(Data records)
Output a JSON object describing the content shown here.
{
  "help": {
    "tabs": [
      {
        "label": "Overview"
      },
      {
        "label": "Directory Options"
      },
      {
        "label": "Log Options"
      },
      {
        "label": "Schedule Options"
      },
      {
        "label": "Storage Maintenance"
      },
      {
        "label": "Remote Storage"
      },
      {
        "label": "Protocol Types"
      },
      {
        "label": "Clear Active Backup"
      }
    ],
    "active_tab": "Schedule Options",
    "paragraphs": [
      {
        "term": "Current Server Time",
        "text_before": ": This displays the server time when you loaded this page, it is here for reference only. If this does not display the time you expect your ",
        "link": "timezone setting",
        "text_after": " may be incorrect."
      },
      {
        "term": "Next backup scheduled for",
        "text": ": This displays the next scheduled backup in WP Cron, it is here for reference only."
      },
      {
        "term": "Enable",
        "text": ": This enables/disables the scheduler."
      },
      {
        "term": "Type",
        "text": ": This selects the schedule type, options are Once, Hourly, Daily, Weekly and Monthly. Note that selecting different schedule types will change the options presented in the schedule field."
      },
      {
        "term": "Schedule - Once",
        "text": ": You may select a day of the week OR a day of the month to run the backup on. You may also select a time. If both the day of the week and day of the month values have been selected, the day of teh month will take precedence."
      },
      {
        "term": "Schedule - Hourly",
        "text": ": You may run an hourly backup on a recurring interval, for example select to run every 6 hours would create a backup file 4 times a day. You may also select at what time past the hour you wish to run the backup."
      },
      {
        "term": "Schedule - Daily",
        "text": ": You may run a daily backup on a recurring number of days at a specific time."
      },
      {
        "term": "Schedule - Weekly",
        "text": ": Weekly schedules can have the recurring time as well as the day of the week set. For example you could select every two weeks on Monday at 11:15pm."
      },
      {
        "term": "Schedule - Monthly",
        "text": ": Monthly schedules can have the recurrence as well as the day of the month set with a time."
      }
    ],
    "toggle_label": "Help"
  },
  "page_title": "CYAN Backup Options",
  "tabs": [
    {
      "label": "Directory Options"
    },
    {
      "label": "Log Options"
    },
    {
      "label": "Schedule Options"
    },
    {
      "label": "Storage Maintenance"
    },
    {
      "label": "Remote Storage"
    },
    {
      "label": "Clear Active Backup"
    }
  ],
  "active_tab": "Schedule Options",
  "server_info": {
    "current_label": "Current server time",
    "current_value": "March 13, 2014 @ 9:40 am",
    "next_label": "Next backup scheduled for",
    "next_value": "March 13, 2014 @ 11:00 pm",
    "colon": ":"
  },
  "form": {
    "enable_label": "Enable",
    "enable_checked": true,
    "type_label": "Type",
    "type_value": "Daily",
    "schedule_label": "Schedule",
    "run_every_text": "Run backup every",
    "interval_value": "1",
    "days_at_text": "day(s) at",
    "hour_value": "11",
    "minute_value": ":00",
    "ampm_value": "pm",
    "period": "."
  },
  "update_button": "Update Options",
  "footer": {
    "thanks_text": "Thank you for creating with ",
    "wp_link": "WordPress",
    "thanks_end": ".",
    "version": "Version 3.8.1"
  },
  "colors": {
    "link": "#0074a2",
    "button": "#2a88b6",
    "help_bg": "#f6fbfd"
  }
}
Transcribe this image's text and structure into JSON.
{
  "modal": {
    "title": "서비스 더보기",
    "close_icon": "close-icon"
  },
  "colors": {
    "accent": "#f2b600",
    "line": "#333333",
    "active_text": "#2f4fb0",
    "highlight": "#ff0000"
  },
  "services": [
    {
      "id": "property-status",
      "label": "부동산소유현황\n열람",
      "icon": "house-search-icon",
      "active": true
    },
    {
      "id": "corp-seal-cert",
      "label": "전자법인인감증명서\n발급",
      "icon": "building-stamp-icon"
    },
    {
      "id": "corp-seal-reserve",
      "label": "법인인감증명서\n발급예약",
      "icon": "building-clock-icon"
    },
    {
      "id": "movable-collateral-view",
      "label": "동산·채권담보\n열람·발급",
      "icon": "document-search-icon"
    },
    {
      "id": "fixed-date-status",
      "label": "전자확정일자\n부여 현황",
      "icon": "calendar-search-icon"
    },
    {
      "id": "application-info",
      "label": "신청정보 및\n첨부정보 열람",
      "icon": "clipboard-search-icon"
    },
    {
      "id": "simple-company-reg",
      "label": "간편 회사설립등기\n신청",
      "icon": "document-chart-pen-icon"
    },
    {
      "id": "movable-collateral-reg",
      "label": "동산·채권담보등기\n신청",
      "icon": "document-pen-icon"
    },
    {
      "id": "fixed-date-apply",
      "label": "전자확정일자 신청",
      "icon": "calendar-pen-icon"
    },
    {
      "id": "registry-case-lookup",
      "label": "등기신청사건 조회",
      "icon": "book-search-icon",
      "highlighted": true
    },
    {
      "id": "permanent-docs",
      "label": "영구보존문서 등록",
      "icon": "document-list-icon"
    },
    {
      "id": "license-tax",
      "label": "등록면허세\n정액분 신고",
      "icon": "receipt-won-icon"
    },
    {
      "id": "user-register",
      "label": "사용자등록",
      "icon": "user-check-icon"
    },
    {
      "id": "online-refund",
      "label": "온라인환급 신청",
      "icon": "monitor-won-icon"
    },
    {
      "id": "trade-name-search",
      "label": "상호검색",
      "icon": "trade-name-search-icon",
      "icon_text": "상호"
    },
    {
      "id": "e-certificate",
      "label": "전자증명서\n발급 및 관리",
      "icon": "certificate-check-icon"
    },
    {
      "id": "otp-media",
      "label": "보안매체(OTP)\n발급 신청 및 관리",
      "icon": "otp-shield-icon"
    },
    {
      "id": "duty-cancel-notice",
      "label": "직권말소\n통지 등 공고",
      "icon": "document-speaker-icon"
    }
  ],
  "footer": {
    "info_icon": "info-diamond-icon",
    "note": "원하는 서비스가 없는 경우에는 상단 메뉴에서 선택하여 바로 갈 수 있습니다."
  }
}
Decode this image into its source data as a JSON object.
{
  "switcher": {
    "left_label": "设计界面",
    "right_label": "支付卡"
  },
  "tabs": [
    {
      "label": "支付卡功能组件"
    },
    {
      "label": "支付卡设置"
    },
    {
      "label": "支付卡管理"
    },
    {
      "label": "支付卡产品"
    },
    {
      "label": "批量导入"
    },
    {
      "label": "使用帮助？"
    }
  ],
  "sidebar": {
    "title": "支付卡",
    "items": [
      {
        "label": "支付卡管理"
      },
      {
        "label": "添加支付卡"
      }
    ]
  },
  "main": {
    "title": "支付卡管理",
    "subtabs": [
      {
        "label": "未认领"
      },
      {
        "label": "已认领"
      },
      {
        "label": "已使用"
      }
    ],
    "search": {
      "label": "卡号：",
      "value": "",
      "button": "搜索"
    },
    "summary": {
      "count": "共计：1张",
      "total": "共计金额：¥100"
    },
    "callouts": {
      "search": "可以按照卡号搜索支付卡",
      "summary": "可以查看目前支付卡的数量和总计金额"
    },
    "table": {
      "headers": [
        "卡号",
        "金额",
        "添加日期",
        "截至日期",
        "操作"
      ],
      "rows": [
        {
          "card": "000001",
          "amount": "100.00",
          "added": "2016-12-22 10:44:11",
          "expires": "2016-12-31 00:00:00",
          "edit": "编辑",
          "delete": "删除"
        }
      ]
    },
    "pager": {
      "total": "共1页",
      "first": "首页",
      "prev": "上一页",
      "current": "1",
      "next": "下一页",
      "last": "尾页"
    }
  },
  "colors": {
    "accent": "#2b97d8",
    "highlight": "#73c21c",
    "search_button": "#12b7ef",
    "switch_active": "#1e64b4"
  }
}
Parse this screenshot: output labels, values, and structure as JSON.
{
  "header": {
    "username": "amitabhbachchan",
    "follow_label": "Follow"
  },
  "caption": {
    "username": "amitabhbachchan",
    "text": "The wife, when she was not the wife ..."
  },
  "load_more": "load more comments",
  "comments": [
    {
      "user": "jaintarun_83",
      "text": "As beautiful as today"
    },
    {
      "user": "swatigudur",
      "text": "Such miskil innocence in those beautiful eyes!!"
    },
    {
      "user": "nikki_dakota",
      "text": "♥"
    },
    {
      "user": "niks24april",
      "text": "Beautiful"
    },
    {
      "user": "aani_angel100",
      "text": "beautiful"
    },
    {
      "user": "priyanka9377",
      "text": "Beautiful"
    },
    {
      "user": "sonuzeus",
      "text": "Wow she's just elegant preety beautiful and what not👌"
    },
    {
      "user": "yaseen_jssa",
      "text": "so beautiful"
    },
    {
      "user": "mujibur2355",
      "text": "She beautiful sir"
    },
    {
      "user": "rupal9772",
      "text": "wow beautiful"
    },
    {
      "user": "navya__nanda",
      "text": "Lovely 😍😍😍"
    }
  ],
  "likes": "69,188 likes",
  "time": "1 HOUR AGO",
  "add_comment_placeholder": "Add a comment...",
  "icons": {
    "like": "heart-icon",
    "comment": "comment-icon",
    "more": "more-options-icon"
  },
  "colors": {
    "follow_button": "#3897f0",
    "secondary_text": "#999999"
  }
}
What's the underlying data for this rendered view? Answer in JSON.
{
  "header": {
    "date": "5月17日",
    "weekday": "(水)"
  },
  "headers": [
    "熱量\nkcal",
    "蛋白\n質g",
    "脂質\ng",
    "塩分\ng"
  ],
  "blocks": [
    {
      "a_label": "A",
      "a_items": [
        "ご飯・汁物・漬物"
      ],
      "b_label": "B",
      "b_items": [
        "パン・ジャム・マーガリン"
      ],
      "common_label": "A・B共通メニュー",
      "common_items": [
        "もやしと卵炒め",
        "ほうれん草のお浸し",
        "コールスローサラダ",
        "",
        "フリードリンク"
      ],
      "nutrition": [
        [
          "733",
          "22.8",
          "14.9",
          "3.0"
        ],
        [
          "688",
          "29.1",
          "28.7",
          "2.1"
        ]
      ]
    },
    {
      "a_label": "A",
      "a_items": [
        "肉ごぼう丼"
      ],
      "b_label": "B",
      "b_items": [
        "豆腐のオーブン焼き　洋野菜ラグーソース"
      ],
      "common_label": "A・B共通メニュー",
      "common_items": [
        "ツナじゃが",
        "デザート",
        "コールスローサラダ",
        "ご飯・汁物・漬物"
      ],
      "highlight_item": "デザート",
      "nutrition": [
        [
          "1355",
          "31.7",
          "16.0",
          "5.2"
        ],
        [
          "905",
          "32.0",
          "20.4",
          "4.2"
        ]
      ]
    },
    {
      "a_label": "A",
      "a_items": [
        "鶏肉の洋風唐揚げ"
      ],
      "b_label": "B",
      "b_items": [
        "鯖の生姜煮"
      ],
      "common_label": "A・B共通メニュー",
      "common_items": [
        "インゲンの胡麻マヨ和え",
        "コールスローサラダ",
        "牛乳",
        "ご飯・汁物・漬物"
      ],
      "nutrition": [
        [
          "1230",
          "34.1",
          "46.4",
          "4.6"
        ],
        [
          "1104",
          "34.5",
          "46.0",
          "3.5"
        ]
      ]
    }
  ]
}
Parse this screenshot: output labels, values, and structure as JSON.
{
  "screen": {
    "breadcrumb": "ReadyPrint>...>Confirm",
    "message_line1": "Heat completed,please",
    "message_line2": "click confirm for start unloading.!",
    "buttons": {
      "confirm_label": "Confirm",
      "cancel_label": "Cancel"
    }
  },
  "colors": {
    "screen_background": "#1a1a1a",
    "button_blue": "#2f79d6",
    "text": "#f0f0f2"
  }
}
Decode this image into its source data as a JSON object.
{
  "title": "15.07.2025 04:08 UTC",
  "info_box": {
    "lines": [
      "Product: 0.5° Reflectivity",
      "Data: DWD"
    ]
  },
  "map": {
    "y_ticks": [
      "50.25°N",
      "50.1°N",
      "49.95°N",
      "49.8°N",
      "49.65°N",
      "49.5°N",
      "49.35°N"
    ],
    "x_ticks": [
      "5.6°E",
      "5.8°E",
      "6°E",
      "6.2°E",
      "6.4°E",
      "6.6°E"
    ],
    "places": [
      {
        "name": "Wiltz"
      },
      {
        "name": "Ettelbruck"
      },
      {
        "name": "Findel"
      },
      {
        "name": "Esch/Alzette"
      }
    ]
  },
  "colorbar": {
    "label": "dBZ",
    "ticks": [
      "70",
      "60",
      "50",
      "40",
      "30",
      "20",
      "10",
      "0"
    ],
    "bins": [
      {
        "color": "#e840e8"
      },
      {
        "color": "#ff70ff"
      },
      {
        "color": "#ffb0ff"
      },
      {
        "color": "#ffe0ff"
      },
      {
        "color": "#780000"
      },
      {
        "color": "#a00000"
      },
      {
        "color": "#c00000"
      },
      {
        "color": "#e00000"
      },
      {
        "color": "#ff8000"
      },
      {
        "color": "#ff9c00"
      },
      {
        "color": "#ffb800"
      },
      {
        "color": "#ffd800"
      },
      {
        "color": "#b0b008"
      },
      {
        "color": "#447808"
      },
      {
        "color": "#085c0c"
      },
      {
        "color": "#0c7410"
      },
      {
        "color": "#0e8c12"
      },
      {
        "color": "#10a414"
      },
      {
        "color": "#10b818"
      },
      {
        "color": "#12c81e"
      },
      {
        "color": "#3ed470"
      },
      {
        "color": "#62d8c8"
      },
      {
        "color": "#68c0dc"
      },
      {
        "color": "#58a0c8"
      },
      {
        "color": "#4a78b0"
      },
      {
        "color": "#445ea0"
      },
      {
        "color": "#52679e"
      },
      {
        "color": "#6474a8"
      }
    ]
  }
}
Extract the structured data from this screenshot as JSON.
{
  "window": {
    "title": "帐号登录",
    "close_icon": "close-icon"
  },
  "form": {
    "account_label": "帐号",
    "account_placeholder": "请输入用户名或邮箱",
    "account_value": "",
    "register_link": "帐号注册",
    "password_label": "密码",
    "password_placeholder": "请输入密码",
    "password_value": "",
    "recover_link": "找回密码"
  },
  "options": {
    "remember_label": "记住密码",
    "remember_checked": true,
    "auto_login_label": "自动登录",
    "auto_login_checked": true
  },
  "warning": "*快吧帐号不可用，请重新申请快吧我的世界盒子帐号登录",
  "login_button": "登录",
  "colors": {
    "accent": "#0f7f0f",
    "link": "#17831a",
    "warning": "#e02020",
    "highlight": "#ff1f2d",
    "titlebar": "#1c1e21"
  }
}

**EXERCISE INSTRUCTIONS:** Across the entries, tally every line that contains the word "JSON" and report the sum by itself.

**ANSWER AREA:** 8